Regrettably most of us are worth more on death, than alive. The common old excuse “sure I have nothing to leave" is rarely, if ever, true!
If you have children and have not made a Will since you started a family, you risk exposing them to unnecessary financial and emotional uncertainty.
Many people presume their nearest and dearest will inherit what they leave behind but your "legal" next of kin may not be who you expect.
If you are unmarried but have a long term partner and child together, your child will inherit your estate if you die without a Will and NOT your partner. Yet most unmarried couples would wish, and expect, that their partner would be first in line to inherit, and their child second. If married, your partner moves to first in line but does not necessarily take all of your estate.
By making a Will you control who inherits and how much of your estate each of your chosen beneficiaries receive. Otherwise laws made many years ago, which many feel are outdated, direct who the recipients will be.
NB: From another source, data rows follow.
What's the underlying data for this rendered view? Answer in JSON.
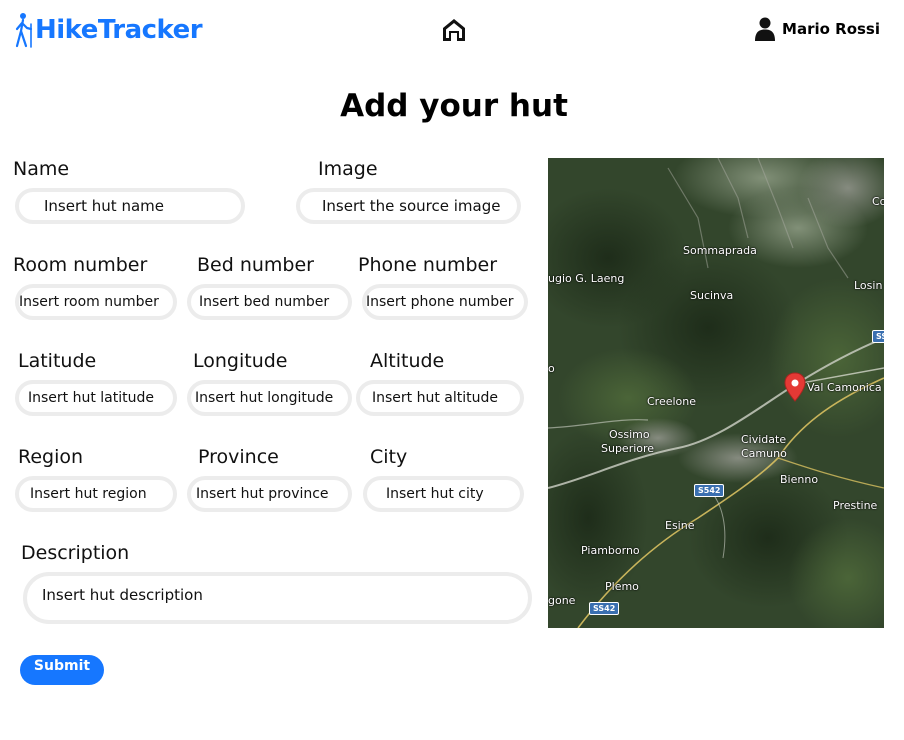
{
  "header": {
    "brand": "HikeTracker",
    "user_name": "Mario Rossi"
  },
  "page_title": "Add your hut",
  "form": {
    "name": {
      "label": "Name",
      "placeholder": "Insert hut name"
    },
    "image": {
      "label": "Image",
      "placeholder": "Insert the source image"
    },
    "room_number": {
      "label": "Room number",
      "placeholder": "Insert room number"
    },
    "bed_number": {
      "label": "Bed number",
      "placeholder": "Insert bed number"
    },
    "phone_number": {
      "label": "Phone number",
      "placeholder": "Insert phone number"
    },
    "latitude": {
      "label": "Latitude",
      "placeholder": "Insert hut latitude"
    },
    "longitude": {
      "label": "Longitude",
      "placeholder": "Insert hut longitude"
    },
    "altitude": {
      "label": "Altitude",
      "placeholder": "Insert hut altitude"
    },
    "region": {
      "label": "Region",
      "placeholder": "Insert hut region"
    },
    "province": {
      "label": "Province",
      "placeholder": "Insert hut province"
    },
    "city": {
      "label": "City",
      "placeholder": "Insert hut city"
    },
    "description": {
      "label": "Description",
      "placeholder": "Insert hut description"
    },
    "submit_label": "Submit"
  },
  "map": {
    "place_labels": [
      "Sommaprada",
      "ugio G. Laeng",
      "Sucinva",
      "Losin",
      "Val Camonica",
      "Creelone",
      "Ossimo",
      "Superiore",
      "Cividate",
      "Camuno",
      "Bienno",
      "Prestine",
      "Esine",
      "Piamborno",
      "Plemo",
      "gone",
      "Co",
      "Se",
      "o"
    ],
    "road_labels": [
      "S542",
      "SS42",
      "SS"
    ],
    "marker_color": "#e53935"
  },
  "colors": {
    "accent": "#1677ff",
    "field_border": "#ececec"
  }
}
By making a Will, family disputes and uncertainties can be avoided and your chosen beneficiaries can be financially supported. Cohabitation, divorce, and being part of a "step" family are now common experiences. If you have not made a Will, these are all complicating factors.
Solicitors experienced in making Wills do much more than note your thoughts. They help you consider issues you will not have thought about, as they are experienced in both the pitfalls of bad drafting, and most effective ways to achieve you intentions. Home made Wills are possible but fraught with danger and should be avoided.
There are a number of important issues to consider when making provision for children in a Will, as they cannot hold assets in their own name until aged 18. Trustees should be appointed to hold the children's inheritance until the age you specify, possibly 21 or 25. In the meantime the Trustees can be given powers such as applying part of their entitlement for education or general maintenance. The choice of Trustees is very important and your Solicitor can guide you on the qualities and experience necessary.
In a Will you can also specify who should be the legal guardian of your children if they lose both parents.
Despite having the power to control the destiny of all your assets and wealth, the cost of making a Will is very modest. Charges vary and Solicitors will give you a quote at the outset. Taking the first step of arranging an appointment to discuss a Will is always the most difficult. After that an experienced Solicitor should relieve you of your concerns by discussing options and settling your wishes in the form of a Will.
Planning ahead can save money and heartache, and most importantly will ensure YOU are in control of what happens after your death.
Claire Edgar is a partner with Francis Hanna & Co. Solicitors and specialises in family law.